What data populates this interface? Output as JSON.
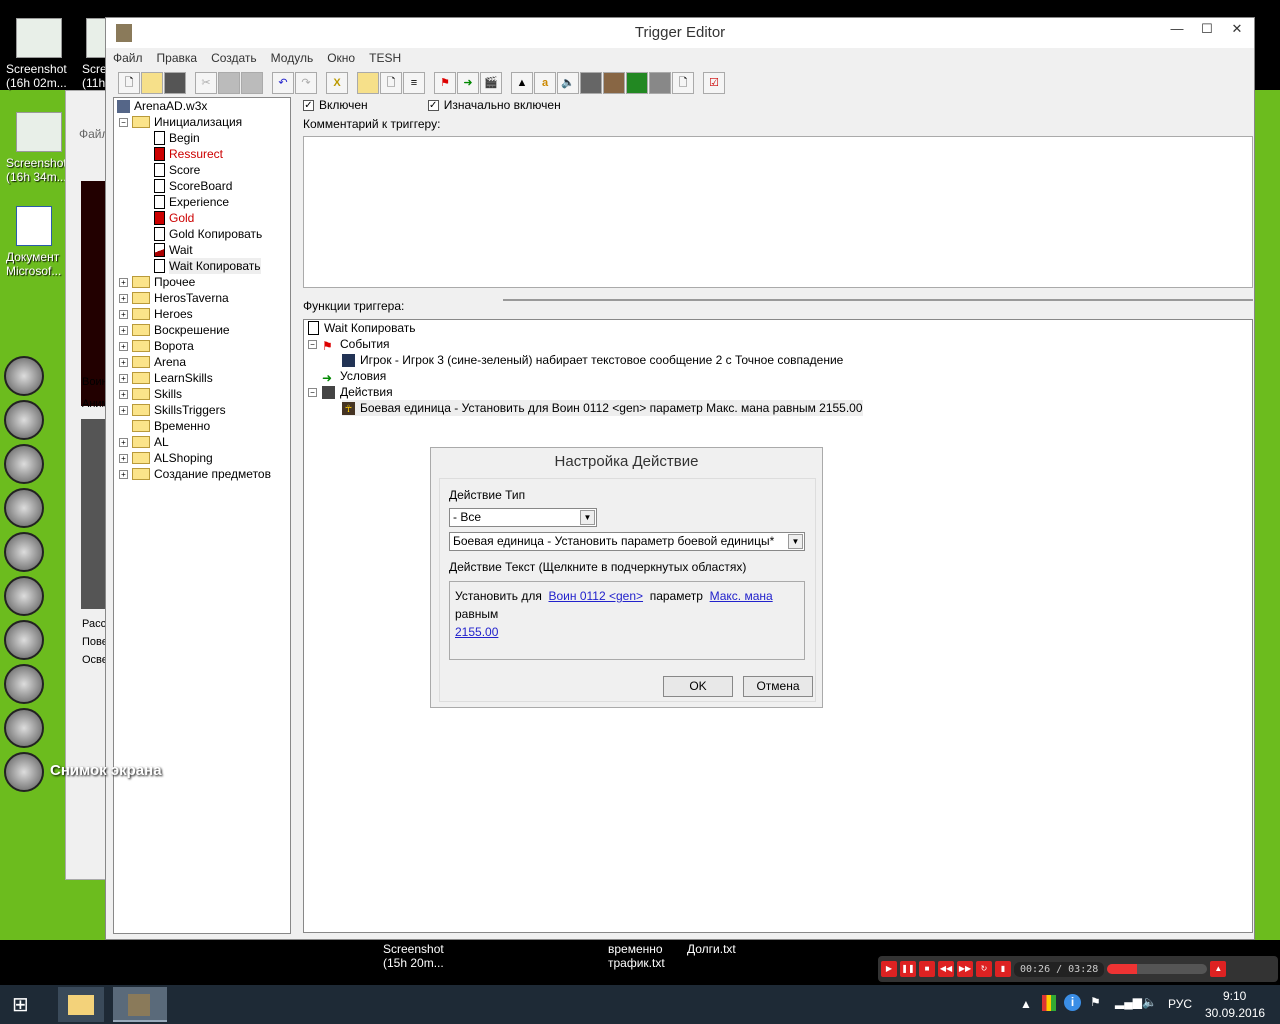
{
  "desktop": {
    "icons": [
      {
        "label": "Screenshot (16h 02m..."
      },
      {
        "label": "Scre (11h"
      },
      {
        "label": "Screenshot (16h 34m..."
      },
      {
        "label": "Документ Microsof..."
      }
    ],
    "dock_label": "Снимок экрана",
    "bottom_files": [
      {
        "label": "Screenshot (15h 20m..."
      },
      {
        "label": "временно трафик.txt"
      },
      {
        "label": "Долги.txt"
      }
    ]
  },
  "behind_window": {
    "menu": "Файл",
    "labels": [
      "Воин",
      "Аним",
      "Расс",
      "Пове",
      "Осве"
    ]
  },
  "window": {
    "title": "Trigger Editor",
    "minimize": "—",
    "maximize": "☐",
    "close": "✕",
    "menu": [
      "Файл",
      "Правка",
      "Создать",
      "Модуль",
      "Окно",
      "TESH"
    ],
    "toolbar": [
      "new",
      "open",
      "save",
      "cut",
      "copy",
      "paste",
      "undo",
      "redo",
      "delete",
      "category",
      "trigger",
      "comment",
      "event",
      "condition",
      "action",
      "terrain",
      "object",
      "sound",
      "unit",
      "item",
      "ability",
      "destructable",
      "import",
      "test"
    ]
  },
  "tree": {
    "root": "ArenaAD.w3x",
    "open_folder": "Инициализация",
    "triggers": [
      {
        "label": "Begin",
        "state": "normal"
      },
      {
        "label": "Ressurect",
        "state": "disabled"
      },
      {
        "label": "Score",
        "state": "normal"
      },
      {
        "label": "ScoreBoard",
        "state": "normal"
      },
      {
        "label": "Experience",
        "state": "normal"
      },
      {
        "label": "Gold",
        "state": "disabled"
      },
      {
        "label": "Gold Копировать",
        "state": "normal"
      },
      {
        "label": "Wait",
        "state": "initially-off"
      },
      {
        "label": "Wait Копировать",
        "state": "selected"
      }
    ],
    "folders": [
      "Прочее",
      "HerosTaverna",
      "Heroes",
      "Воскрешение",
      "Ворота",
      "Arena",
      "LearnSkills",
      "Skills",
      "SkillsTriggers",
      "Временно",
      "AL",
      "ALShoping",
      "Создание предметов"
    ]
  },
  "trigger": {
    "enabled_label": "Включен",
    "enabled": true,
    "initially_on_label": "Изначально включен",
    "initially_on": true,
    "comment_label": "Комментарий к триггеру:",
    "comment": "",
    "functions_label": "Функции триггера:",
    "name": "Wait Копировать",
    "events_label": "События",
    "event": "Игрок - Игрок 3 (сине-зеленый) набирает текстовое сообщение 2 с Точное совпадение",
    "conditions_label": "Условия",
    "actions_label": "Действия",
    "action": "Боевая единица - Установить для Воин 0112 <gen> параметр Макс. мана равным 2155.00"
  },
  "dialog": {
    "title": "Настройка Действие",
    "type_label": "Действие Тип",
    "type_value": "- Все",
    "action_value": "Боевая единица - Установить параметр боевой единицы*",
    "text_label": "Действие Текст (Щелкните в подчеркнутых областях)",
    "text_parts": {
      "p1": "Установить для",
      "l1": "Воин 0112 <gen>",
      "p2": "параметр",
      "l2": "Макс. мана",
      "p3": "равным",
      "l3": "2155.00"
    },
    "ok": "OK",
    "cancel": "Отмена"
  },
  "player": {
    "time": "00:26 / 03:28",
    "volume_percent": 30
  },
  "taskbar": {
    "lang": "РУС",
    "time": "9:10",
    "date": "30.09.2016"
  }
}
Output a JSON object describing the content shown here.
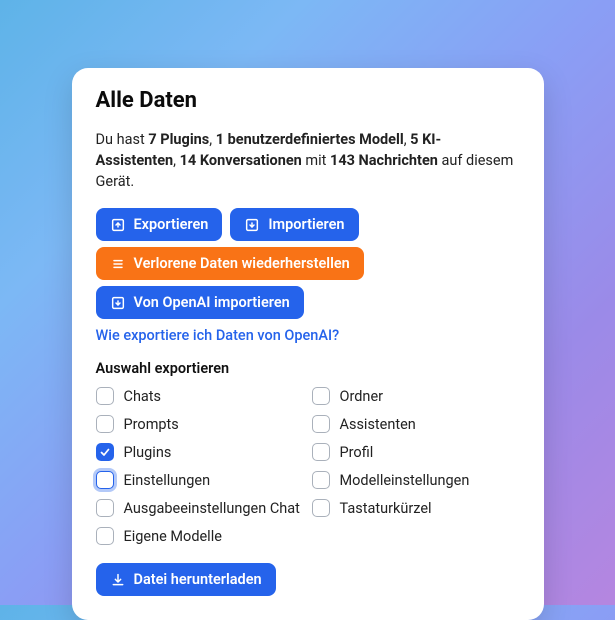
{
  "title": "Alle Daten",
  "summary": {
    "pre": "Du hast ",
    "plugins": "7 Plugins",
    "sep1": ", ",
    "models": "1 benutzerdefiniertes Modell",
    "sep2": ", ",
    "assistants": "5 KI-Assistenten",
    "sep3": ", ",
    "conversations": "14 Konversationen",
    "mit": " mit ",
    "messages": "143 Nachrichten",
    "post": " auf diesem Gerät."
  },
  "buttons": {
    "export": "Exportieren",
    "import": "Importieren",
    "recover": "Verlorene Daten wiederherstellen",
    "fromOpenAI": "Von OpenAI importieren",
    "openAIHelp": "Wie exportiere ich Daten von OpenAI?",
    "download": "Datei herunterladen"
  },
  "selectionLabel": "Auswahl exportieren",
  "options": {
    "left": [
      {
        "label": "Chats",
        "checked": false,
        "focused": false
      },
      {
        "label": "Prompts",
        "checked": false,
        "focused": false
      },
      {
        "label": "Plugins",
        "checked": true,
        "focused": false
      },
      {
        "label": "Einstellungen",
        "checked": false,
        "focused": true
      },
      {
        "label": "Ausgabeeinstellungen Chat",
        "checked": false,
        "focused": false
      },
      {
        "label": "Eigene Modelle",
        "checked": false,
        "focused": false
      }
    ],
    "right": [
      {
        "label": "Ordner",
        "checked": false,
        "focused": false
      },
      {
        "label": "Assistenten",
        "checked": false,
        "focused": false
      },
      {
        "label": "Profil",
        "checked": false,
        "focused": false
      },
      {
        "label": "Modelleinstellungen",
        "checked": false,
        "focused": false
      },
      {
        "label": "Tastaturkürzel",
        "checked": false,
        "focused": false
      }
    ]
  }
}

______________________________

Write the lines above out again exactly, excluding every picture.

- [EXERCISE ANSWER]
What data populates this interface? Output as JSON.
{
  "desktop": {
    "icons": [
      {
        "label": "Screenshot (16h 02m..."
      },
      {
        "label": "Scre (11h"
      },
      {
        "label": "Screenshot (16h 34m..."
      },
      {
        "label": "Документ Microsof..."
      }
    ],
    "dock_label": "Снимок экрана",
    "bottom_files": [
      {
        "label": "Screenshot (15h 20m..."
      },
      {
        "label": "временно трафик.txt"
      },
      {
        "label": "Долги.txt"
      }
    ]
  },
  "behind_window": {
    "menu": "Файл",
    "labels": [
      "Воин",
      "Аним",
      "Расс",
      "Пове",
      "Осве"
    ]
  },
  "window": {
    "title": "Trigger Editor",
    "minimize": "—",
    "maximize": "☐",
    "close": "✕",
    "menu": [
      "Файл",
      "Правка",
      "Создать",
      "Модуль",
      "Окно",
      "TESH"
    ],
    "toolbar": [
      "new",
      "open",
      "save",
      "cut",
      "copy",
      "paste",
      "undo",
      "redo",
      "delete",
      "category",
      "trigger",
      "comment",
      "event",
      "condition",
      "action",
      "terrain",
      "object",
      "sound",
      "unit",
      "item",
      "ability",
      "destructable",
      "import",
      "test"
    ]
  },
  "tree": {
    "root": "ArenaAD.w3x",
    "open_folder": "Инициализация",
    "triggers": [
      {
        "label": "Begin",
        "state": "normal"
      },
      {
        "label": "Ressurect",
        "state": "disabled"
      },
      {
        "label": "Score",
        "state": "normal"
      },
      {
        "label": "ScoreBoard",
        "state": "normal"
      },
      {
        "label": "Experience",
        "state": "normal"
      },
      {
        "label": "Gold",
        "state": "disabled"
      },
      {
        "label": "Gold Копировать",
        "state": "normal"
      },
      {
        "label": "Wait",
        "state": "initially-off"
      },
      {
        "label": "Wait Копировать",
        "state": "selected"
      }
    ],
    "folders": [
      "Прочее",
      "HerosTaverna",
      "Heroes",
      "Воскрешение",
      "Ворота",
      "Arena",
      "LearnSkills",
      "Skills",
      "SkillsTriggers",
      "Временно",
      "AL",
      "ALShoping",
      "Создание предметов"
    ]
  },
  "trigger": {
    "enabled_label": "Включен",
    "enabled": true,
    "initially_on_label": "Изначально включен",
    "initially_on": true,
    "comment_label": "Комментарий к триггеру:",
    "comment": "",
    "functions_label": "Функции триггера:",
    "name": "Wait Копировать",
    "events_label": "События",
    "event": "Игрок - Игрок 3 (сине-зеленый) набирает текстовое сообщение 2 с Точное совпадение",
    "conditions_label": "Условия",
    "actions_label": "Действия",
    "action": "Боевая единица - Установить для Воин 0112 <gen> параметр Макс. мана равным 2155.00"
  },
  "dialog": {
    "title": "Настройка Действие",
    "type_label": "Действие Тип",
    "type_value": "- Все",
    "action_value": "Боевая единица - Установить параметр боевой единицы*",
    "text_label": "Действие Текст (Щелкните в подчеркнутых областях)",
    "text_parts": {
      "p1": "Установить для",
      "l1": "Воин 0112 <gen>",
      "p2": "параметр",
      "l2": "Макс. мана",
      "p3": "равным",
      "l3": "2155.00"
    },
    "ok": "OK",
    "cancel": "Отмена"
  },
  "player": {
    "time": "00:26 / 03:28",
    "volume_percent": 30
  },
  "taskbar": {
    "lang": "РУС",
    "time": "9:10",
    "date": "30.09.2016"
  }
}
Output a JSON object describing the content shown here.
{
  "title": "Alle Daten",
  "summary": {
    "pre": "Du hast ",
    "plugins": "7 Plugins",
    "sep1": ", ",
    "models": "1 benutzerdefiniertes Modell",
    "sep2": ", ",
    "assistants": "5 KI-Assistenten",
    "sep3": ", ",
    "conversations": "14 Konversationen",
    "mit": " mit ",
    "messages": "143 Nachrichten",
    "post": " auf diesem Gerät."
  },
  "buttons": {
    "export": "Exportieren",
    "import": "Importieren",
    "recover": "Verlorene Daten wiederherstellen",
    "fromOpenAI": "Von OpenAI importieren",
    "openAIHelp": "Wie exportiere ich Daten von OpenAI?",
    "download": "Datei herunterladen"
  },
  "selectionLabel": "Auswahl exportieren",
  "options": {
    "left": [
      {
        "label": "Chats",
        "checked": false,
        "focused": false
      },
      {
        "label": "Prompts",
        "checked": false,
        "focused": false
      },
      {
        "label": "Plugins",
        "checked": true,
        "focused": false
      },
      {
        "label": "Einstellungen",
        "checked": false,
        "focused": true
      },
      {
        "label": "Ausgabeeinstellungen Chat",
        "checked": false,
        "focused": false
      },
      {
        "label": "Eigene Modelle",
        "checked": false,
        "focused": false
      }
    ],
    "right": [
      {
        "label": "Ordner",
        "checked": false,
        "focused": false
      },
      {
        "label": "Assistenten",
        "checked": false,
        "focused": false
      },
      {
        "label": "Profil",
        "checked": false,
        "focused": false
      },
      {
        "label": "Modelleinstellungen",
        "checked": false,
        "focused": false
      },
      {
        "label": "Tastaturkürzel",
        "checked": false,
        "focused": false
      }
    ]
  }
}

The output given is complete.